Let’s smile and try to see the positive side of this situation. No doubt it is the best probabilistic chance most are going to get if they want to make a fortune in the markets -in a lifetime. In a binary outcome, the fact is that you have a 50% chance of getting it right. That is as good as it gets for ordinary, or even educated, but unspecialized investors, trying to outguess financial markets. Odds are normally a lot worse for them.
If you think it will be helicopter money, buy stocks and sell bonds. Sell the USD and buy EUR. Don’t short the CNY, or risk at all. Hold tight throughout reflation, buy physical assets, and make sure you jump ship at the right time. We will see Bolivarian stock prices all over the world, but I am not sure you can forego the need to accumulate toilet paper. Shortages, and urban violence aplenty, will be will be with us in no time at all. There is a real supply side working out there and, after decades of neglect, it happens to be in a shambles (more or less so, depending on your country).
On the other side, if you think they will not do that, sell credit risk, and risk as a whole, take no duration (after the default is done and over, rates will go up), sell equity, buy USD (the cleanest dirty shirt), and bid your time. Prices will be halved at the very least. Make sure your bank is OK, or at least make sure it is only a depositary institution for your money, hopefully well invested in safe bonds.
If you live in a Club Med country, you must pray as well. Yes, it is a “must”. We need the real God to come down and give us a hand here. Country bankruptcies are not much good at enhancing wealth preservation probabilities. Local politicians will do their best to make you pay your share of the mess. No remorse.
It sounds too simple. I am aware of that. But, on occasions, life is that simple. The accumulated debt pile, the hopeless NIRP epidemic (a 13 trillion USD float by now), productivity trends, exponential money supply growth, widespread asset mispricing, demographic data, unfunded liabilities, and actual and prospective global aggregate demand, leave no other option by now. Reflate wildly, or deflate. You can fool some people all the time, or everybody, but then, only for so long. We all (I mean 80% or more of the decent global strategists) know what it is all about by now. Play your hand Janet, and recall all your childhood prayers!
My choice? It is not really my choice. I gave you mine, and I think they wouldn’t even consider it an option. So, investing in this environment (in fact, I doubt we can use the word investing to a full extent anymore), is best done like taking a penalty shot. It is always preferable to wait for the goalkeeper to move -in your run up to the ball. I will remain liquid and wait to see Janet and Angela’s move, and then do my best. Janet has to move soon because economic stats are steadily deteriorating, and Angela has to make up her mind on debt mutualization. Italian Banks are pressing her to move soon as well.
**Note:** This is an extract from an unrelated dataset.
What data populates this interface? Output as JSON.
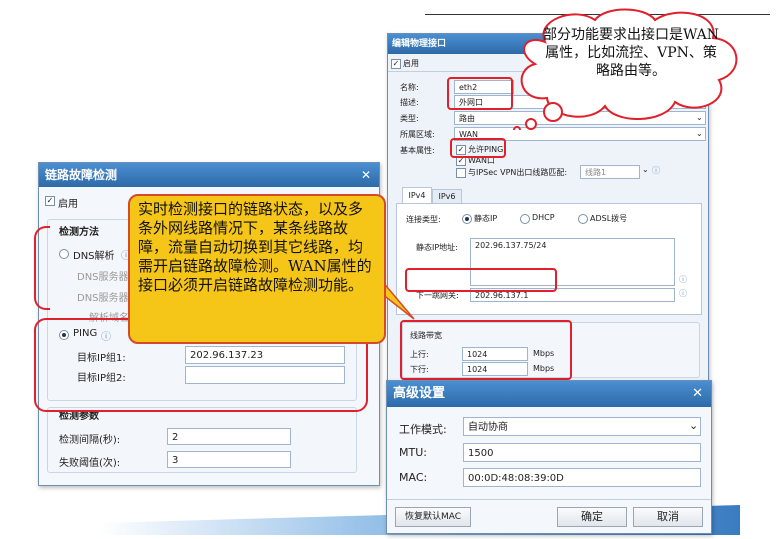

Portugal and Spain are right behind with desperate fiscal deficits.
This is a mind-blowing penalty kick, but I hate binary outcomes because, after three decades of global trading my odds had become better than those implied by a binary event. CBs have leveled us all. It’s Heads or Tails … and remember to Pray your Gods (no Central Bankers please!) as well.